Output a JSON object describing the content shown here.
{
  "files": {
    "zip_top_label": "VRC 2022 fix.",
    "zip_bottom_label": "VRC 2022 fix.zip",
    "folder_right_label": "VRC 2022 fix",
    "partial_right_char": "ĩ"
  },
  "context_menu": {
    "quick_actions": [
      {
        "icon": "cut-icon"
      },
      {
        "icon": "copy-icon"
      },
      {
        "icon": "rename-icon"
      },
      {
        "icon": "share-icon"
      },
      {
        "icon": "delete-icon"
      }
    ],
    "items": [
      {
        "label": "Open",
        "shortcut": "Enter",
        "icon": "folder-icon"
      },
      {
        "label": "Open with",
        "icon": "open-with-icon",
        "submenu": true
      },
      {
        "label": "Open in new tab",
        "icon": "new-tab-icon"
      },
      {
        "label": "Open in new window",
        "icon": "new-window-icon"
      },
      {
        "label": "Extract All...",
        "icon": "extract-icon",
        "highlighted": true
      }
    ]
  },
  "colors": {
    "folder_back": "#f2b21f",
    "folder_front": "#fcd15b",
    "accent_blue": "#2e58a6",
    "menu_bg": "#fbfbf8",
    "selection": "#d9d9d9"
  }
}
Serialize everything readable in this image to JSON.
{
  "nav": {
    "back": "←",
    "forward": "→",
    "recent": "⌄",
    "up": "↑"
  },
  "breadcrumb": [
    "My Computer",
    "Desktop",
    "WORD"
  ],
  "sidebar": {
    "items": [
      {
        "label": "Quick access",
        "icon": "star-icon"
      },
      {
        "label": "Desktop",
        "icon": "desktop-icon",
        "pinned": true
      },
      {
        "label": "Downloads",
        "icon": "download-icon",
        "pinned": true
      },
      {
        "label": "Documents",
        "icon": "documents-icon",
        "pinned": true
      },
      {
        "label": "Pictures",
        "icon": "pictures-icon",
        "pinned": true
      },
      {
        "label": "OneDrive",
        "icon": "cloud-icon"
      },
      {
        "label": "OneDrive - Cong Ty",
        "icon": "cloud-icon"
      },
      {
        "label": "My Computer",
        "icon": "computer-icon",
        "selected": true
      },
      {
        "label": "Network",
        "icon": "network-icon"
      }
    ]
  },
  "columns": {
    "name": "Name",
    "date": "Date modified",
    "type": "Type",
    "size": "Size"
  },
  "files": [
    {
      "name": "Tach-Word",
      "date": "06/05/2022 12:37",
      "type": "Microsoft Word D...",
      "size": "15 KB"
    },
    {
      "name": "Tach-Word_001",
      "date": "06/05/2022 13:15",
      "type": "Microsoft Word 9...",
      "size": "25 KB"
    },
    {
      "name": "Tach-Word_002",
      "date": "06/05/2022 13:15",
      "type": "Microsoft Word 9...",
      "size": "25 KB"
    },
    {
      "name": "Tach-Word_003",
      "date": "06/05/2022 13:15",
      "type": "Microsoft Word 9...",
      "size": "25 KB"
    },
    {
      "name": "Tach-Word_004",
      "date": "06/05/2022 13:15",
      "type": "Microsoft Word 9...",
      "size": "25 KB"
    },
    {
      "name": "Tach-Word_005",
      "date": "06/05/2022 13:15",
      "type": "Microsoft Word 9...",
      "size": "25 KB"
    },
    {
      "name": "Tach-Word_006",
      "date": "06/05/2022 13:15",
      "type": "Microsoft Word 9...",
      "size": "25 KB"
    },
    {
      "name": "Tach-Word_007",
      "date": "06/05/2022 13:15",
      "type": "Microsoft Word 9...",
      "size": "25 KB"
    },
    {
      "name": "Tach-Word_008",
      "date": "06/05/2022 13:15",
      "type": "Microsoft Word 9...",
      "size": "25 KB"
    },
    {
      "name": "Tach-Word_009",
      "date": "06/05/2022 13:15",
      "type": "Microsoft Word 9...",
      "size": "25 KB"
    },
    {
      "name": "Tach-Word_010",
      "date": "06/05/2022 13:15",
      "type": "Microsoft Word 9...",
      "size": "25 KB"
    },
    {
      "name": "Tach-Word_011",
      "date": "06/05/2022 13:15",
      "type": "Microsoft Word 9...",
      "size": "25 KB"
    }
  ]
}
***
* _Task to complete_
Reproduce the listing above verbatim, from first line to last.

* _Answer section_
Output a JSON object describing the content shown here.
{
  "files": {
    "zip_top_label": "VRC 2022 fix.",
    "zip_bottom_label": "VRC 2022 fix.zip",
    "folder_right_label": "VRC 2022 fix",
    "partial_right_char": "ĩ"
  },
  "context_menu": {
    "quick_actions": [
      {
        "icon": "cut-icon"
      },
      {
        "icon": "copy-icon"
      },
      {
        "icon": "rename-icon"
      },
      {
        "icon": "share-icon"
      },
      {
        "icon": "delete-icon"
      }
    ],
    "items": [
      {
        "label": "Open",
        "shortcut": "Enter",
        "icon": "folder-icon"
      },
      {
        "label": "Open with",
        "icon": "open-with-icon",
        "submenu": true
      },
      {
        "label": "Open in new tab",
        "icon": "new-tab-icon"
      },
      {
        "label": "Open in new window",
        "icon": "new-window-icon"
      },
      {
        "label": "Extract All...",
        "icon": "extract-icon",
        "highlighted": true
      }
    ]
  },
  "colors": {
    "folder_back": "#f2b21f",
    "folder_front": "#fcd15b",
    "accent_blue": "#2e58a6",
    "menu_bg": "#fbfbf8",
    "selection": "#d9d9d9"
  }
}
Serialize everything readable in this image to JSON.
{
  "nav": {
    "back": "←",
    "forward": "→",
    "recent": "⌄",
    "up": "↑"
  },
  "breadcrumb": [
    "My Computer",
    "Desktop",
    "WORD"
  ],
  "sidebar": {
    "items": [
      {
        "label": "Quick access",
        "icon": "star-icon"
      },
      {
        "label": "Desktop",
        "icon": "desktop-icon",
        "pinned": true
      },
      {
        "label": "Downloads",
        "icon": "download-icon",
        "pinned": true
      },
      {
        "label": "Documents",
        "icon": "documents-icon",
        "pinned": true
      },
      {
        "label": "Pictures",
        "icon": "pictures-icon",
        "pinned": true
      },
      {
        "label": "OneDrive",
        "icon": "cloud-icon"
      },
      {
        "label": "OneDrive - Cong Ty",
        "icon": "cloud-icon"
      },
      {
        "label": "My Computer",
        "icon": "computer-icon",
        "selected": true
      },
      {
        "label": "Network",
        "icon": "network-icon"
      }
    ]
  },
  "columns": {
    "name": "Name",
    "date": "Date modified",
    "type": "Type",
    "size": "Size"
  },
  "files": [
    {
      "name": "Tach-Word",
      "date": "06/05/2022 12:37",
      "type": "Microsoft Word D...",
      "size": "15 KB"
    },
    {
      "name": "Tach-Word_001",
      "date": "06/05/2022 13:15",
      "type": "Microsoft Word 9...",
      "size": "25 KB"
    },
    {
      "name": "Tach-Word_002",
      "date": "06/05/2022 13:15",
      "type": "Microsoft Word 9...",
      "size": "25 KB"
    },
    {
      "name": "Tach-Word_003",
      "date": "06/05/2022 13:15",
      "type": "Microsoft Word 9...",
      "size": "25 KB"
    },
    {
      "name": "Tach-Word_004",
      "date": "06/05/2022 13:15",
      "type": "Microsoft Word 9...",
      "size": "25 KB"
    },
    {
      "name": "Tach-Word_005",
      "date": "06/05/2022 13:15",
      "type": "Microsoft Word 9...",
      "size": "25 KB"
    },
    {
      "name": "Tach-Word_006",
      "date": "06/05/2022 13:15",
      "type": "Microsoft Word 9...",
      "size": "25 KB"
    },
    {
      "name": "Tach-Word_007",
      "date": "06/05/2022 13:15",
      "type": "Microsoft Word 9...",
      "size": "25 KB"
    },
    {
      "name": "Tach-Word_008",
      "date": "06/05/2022 13:15",
      "type": "Microsoft Word 9...",
      "size": "25 KB"
    },
    {
      "name": "Tach-Word_009",
      "date": "06/05/2022 13:15",
      "type": "Microsoft Word 9...",
      "size": "25 KB"
    },
    {
      "name": "Tach-Word_010",
      "date": "06/05/2022 13:15",
      "type": "Microsoft Word 9...",
      "size": "25 KB"
    },
    {
      "name": "Tach-Word_011",
      "date": "06/05/2022 13:15",
      "type": "Microsoft Word 9...",
      "size": "25 KB"
    }
  ]
}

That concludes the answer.